Excerpted records:
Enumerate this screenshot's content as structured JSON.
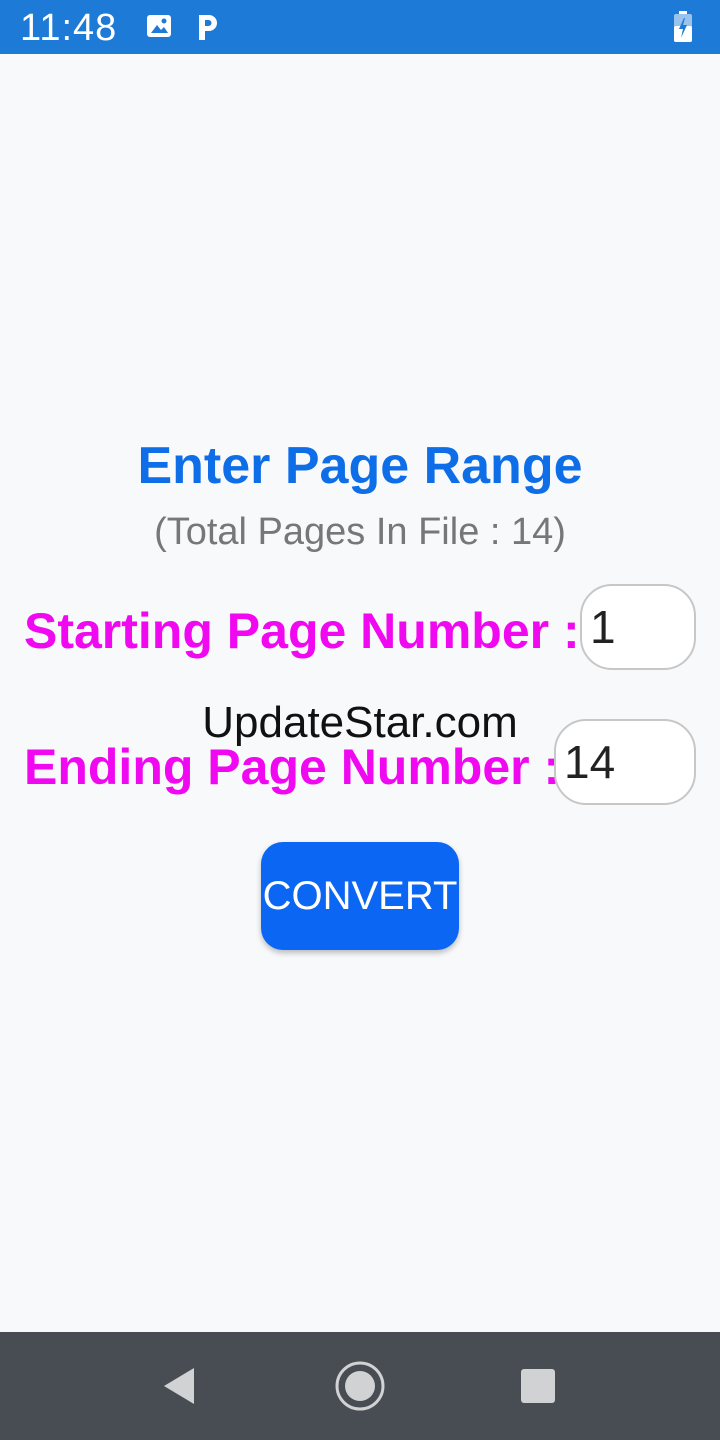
{
  "status_bar": {
    "time": "11:48",
    "icons": [
      "image-icon",
      "parking-icon",
      "battery-charging-icon"
    ],
    "background_color": "#1d7ad6"
  },
  "main": {
    "title": "Enter Page Range",
    "subtitle": "(Total Pages In File : 14)",
    "starting_label": "Starting Page Number :",
    "starting_value": "1",
    "ending_label": "Ending Page Number :",
    "ending_value": "14",
    "watermark": "UpdateStar.com",
    "convert_label": "CONVERT"
  },
  "colors": {
    "title": "#0d6ee8",
    "label": "#f008f0",
    "button": "#0c66f4"
  },
  "nav_bar": {
    "icons": [
      "back-icon",
      "home-icon",
      "recents-icon"
    ]
  }
}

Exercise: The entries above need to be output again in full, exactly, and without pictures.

Reply:
Enumerate this screenshot's content as structured JSON.
{
  "status_bar": {
    "time": "11:48",
    "icons": [
      "image-icon",
      "parking-icon",
      "battery-charging-icon"
    ],
    "background_color": "#1d7ad6"
  },
  "main": {
    "title": "Enter Page Range",
    "subtitle": "(Total Pages In File : 14)",
    "starting_label": "Starting Page Number :",
    "starting_value": "1",
    "ending_label": "Ending Page Number :",
    "ending_value": "14",
    "watermark": "UpdateStar.com",
    "convert_label": "CONVERT"
  },
  "colors": {
    "title": "#0d6ee8",
    "label": "#f008f0",
    "button": "#0c66f4"
  },
  "nav_bar": {
    "icons": [
      "back-icon",
      "home-icon",
      "recents-icon"
    ]
  }
}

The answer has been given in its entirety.